PART has members from a five-county area that includes Alamance, Davidson, Forsyth, Guilford, and Randolph Counties. The Quaker meeting also played an important role in the county's European settlement. Numerous Quakers still live in the county. New Garden Friends Meeting, established in 1754 and affiliated for the first time to a Pennsylvania meeting, still operates in Greensboro.
In 1808, the city of Greensboro replaced the village of Guilford Court House as the county seat. It had a more central location, so it was a better location for travelers of the time. The county was the site of the first industrial developments, namely Mt. Hecla Cotton Mill, established in 1818 as one of the first cotton mills in the state.
Initially operated by hydraulic power, the mill was reconditioned to run on steam, and was one of the first examples in the state of the use of steam energy for manufacturing. In 1873, Bennett College was founded in the basement of the Warnersville Methodist Episcopal Church (now St. Matthew Methodist Church) with 70 African American students of both sexes. In 1926, the school became a women-only university, as it is today.
In 1891, Greensboro was selected to host a land-grant institution for African Americans, the Agricultural and Mechanical College for the Colored Race, now known as North Carolina State Agricultural and Technical University. It was the second university in the country established under the Federal Morrill Act of 1890 and was the first state-backed school for people of color in North Carolina. A darker racial incident in 1979 was called the Greensboro massacre. In this incident, the predominantly African-American Communist Workers Party (CWP) led a protest march against the Ku Klux Klan and other white supremacist groups through a black neighborhood in southeastern Greensboro.
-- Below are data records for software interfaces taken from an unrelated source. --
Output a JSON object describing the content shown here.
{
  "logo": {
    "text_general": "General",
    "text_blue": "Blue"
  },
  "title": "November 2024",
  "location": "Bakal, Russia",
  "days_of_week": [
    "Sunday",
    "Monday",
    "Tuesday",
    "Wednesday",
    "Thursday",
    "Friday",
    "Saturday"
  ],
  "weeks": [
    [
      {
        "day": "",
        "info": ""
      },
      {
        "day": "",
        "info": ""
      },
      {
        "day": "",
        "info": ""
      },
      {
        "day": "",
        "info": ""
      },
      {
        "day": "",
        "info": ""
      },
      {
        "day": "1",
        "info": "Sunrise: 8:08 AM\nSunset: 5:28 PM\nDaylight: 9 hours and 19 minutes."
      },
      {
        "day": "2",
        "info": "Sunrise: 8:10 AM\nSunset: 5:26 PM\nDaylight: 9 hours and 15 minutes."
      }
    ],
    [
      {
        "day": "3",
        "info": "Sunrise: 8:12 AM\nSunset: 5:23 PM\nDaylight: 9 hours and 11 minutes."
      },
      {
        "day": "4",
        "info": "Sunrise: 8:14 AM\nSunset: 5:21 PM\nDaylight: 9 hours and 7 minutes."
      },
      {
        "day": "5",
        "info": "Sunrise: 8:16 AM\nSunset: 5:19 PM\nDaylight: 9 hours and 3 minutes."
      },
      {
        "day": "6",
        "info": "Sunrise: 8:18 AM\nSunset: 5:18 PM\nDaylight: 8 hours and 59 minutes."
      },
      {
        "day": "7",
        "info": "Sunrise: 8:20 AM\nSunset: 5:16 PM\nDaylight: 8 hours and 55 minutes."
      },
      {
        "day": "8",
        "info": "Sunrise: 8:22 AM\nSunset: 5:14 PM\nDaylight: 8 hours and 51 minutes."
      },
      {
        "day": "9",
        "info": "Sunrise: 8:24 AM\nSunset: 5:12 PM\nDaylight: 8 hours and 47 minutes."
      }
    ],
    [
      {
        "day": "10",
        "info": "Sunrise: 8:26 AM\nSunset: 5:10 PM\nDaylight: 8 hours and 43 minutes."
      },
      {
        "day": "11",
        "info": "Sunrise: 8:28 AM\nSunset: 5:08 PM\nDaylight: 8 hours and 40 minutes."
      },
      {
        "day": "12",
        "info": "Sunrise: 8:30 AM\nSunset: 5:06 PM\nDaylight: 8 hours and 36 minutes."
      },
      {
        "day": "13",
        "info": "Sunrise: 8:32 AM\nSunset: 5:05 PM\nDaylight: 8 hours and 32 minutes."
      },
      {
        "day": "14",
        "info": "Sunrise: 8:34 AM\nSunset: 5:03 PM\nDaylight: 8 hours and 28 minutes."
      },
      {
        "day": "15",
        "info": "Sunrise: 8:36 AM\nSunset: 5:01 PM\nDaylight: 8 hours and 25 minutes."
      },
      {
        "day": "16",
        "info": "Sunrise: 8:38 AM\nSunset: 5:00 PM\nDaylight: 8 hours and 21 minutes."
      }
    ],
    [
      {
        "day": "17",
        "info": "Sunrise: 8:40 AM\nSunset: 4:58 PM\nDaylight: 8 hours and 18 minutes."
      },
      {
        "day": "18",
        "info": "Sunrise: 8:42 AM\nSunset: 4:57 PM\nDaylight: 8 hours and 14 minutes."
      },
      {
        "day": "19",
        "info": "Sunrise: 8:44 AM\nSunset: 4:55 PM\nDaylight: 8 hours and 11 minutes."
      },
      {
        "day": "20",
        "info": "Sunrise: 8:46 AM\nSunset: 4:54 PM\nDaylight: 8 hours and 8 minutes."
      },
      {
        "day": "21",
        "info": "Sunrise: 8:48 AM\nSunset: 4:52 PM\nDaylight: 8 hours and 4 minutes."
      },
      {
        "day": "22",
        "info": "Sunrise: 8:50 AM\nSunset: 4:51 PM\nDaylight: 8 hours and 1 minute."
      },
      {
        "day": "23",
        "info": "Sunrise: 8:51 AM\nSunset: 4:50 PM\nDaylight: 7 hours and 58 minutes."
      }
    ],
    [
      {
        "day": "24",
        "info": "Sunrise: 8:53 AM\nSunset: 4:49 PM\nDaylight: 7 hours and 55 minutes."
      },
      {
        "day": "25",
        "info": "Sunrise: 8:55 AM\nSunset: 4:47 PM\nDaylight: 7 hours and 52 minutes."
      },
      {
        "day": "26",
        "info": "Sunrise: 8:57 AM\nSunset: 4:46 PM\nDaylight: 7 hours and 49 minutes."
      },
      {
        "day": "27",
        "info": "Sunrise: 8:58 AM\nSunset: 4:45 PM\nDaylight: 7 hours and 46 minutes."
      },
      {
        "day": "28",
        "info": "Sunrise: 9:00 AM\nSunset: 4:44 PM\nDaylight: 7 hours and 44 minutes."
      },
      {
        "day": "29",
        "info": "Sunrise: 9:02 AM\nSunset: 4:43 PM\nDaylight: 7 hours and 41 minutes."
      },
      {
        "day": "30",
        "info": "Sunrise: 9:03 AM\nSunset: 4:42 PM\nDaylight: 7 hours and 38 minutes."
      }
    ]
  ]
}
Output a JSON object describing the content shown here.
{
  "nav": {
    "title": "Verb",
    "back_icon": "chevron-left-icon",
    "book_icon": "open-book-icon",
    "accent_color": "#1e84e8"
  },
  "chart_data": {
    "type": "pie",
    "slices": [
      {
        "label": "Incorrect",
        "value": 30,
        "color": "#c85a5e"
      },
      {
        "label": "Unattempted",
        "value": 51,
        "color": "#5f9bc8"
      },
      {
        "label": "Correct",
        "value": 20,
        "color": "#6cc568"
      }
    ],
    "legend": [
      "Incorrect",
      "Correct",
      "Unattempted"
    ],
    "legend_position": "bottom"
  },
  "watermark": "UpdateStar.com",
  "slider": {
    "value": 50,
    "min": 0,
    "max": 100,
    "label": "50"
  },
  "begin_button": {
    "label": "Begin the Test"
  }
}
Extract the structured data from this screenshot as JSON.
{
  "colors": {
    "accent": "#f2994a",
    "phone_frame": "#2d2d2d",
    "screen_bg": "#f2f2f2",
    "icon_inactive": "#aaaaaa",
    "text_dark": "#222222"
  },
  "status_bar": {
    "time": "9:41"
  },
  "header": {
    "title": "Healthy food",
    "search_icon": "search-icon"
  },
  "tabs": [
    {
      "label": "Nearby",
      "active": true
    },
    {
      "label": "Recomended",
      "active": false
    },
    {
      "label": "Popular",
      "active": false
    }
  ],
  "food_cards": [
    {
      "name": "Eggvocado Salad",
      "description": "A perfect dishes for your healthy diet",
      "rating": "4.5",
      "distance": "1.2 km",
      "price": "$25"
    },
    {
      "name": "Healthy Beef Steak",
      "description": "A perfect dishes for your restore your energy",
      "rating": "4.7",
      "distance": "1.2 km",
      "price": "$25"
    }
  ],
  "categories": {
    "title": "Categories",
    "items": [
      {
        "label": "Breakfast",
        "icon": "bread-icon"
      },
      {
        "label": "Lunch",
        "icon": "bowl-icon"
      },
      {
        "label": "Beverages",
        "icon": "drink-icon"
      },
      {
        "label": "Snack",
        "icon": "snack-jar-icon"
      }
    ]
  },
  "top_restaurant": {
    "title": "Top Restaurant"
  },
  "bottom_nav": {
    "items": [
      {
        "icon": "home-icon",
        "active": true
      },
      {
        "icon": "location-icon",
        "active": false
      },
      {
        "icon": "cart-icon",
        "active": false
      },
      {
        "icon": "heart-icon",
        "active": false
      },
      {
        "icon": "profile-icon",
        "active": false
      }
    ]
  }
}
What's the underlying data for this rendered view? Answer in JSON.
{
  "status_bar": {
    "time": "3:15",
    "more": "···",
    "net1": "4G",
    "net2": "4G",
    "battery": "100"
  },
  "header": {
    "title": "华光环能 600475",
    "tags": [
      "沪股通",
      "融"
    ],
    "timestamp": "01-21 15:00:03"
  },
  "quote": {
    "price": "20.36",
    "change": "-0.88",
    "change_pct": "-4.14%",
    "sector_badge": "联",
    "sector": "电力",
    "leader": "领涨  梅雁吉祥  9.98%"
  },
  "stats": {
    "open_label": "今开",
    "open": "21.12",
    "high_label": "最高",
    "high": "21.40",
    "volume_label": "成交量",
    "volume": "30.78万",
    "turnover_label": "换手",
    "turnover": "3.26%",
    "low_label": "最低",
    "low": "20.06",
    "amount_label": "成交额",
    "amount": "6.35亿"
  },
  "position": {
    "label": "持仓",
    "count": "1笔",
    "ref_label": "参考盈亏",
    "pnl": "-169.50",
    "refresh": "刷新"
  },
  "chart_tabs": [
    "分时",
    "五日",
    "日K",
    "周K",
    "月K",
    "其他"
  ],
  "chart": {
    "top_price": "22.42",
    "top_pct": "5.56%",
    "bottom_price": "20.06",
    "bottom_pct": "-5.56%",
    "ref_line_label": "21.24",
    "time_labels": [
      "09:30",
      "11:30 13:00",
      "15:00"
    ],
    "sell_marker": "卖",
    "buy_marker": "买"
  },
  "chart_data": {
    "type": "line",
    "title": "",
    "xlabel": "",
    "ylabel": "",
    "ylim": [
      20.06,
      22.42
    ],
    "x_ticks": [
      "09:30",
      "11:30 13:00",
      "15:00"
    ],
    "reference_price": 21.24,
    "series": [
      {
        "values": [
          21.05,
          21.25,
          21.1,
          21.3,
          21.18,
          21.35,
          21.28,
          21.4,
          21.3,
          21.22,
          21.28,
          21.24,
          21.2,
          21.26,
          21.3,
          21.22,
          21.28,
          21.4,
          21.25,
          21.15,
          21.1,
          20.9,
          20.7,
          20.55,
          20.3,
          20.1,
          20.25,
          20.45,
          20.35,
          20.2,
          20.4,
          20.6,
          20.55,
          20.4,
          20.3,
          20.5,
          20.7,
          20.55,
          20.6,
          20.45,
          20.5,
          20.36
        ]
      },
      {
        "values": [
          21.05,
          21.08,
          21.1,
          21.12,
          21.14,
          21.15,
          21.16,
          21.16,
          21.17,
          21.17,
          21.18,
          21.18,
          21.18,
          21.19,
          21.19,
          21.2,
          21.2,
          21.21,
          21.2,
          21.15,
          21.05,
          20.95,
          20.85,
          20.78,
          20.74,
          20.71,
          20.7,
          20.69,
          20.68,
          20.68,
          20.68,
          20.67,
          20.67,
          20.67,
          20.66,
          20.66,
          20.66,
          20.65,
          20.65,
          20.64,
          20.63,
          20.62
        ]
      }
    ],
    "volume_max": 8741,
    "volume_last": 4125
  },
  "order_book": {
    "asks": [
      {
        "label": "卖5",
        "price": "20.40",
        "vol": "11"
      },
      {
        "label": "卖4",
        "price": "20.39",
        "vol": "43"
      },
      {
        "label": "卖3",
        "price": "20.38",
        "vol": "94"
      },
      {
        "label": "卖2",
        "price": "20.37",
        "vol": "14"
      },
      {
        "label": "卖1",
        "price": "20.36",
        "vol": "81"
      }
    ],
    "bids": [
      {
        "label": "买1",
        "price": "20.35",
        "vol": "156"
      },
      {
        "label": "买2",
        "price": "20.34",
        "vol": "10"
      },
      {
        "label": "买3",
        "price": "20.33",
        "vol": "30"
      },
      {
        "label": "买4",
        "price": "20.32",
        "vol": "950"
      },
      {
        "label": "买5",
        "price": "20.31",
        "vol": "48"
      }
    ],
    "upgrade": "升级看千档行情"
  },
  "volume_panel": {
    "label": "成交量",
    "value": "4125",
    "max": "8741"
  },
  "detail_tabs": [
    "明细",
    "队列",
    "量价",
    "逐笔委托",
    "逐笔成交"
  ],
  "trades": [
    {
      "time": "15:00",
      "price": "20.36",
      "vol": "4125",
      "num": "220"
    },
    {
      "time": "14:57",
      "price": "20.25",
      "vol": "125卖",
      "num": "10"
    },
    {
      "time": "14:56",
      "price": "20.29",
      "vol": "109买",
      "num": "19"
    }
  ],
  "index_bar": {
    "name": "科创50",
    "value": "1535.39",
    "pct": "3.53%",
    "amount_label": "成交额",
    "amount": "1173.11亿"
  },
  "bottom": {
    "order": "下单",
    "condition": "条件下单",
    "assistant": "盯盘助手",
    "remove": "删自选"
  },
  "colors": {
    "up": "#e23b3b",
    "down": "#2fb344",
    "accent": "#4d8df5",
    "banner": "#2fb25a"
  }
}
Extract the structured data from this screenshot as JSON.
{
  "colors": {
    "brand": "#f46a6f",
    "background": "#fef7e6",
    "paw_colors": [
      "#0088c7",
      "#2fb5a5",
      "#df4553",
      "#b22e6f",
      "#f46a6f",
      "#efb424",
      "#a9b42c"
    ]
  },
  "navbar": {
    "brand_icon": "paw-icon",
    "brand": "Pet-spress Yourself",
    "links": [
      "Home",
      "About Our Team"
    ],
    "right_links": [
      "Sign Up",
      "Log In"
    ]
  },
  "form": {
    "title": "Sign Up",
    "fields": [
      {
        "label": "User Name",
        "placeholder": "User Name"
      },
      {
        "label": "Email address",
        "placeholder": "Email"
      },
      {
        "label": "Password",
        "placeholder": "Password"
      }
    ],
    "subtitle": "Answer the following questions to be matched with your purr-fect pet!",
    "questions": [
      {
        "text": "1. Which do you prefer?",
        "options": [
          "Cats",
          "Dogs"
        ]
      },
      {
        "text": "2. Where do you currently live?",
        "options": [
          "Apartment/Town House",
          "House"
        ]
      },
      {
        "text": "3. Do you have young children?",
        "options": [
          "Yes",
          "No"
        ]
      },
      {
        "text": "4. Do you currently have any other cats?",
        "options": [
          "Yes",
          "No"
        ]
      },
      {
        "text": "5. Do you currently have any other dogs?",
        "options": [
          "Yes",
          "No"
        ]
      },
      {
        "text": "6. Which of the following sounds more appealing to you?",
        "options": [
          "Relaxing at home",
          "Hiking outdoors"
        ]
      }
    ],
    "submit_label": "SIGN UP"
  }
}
They were attacked and shot by members of the KKK and the American Nazi Party; five of the Communist Party protesters were killed and seven injured in the attack. In 1980, the case attracted renewed national attention when the six defendants accused of shooting were found innocent by a white jury. None of the people involved in this shooting, from either party, were citizens of Guilford County; they simply chose the county seat of Greensboro as their meeting point. In 1985, families and friends of victims won a civil case for damages against the city police department and other officials for failing to protect African Americans; money was paid to the Greensboro Justice Center.
In the US, the county has a total area of 658 square miles (1,700 km), of which 646 square miles (1,670 km) is land and 12 square miles (31 km (1.8%) is water. The county is partly drained by the Deep and Haw Rivers. In the county, the population was distributed, with 23.70% under the age of 18, 11.00% from 18 to 24 years, 31.40% from 25 to 44, 22.10% from 45 to 64 and 11.80% aged 65 or over. The average age was 35 years.
For every 100 females, there were 92.00 males. For every 100 females aged 18 and over, there were 88.60 males. Guilford County Sheriff elected every four years by countywide vote. Funded by the Guilford County Board of Commissioners, the county government provides some administrative support.
Guilford County is a member of the Regional Council of Governments of the Piedmont Triad. In the early 1840s, the state government designated Greensboro as one of the stops for a new railway line, at the request of Governor John Motley Morehead, whose home, Blandwood, was in Greensboro. Greensboro has two major public research universities, North Carolina A%26T State University, a historically black university established in the late 19th century, and the University of North Carolina at Greensboro. Later known as the Greensboro Four, the four young men sat at a white-only lunch counter at the Woolworth's store in downtown Greensboro and asked to be served after buying items from the store.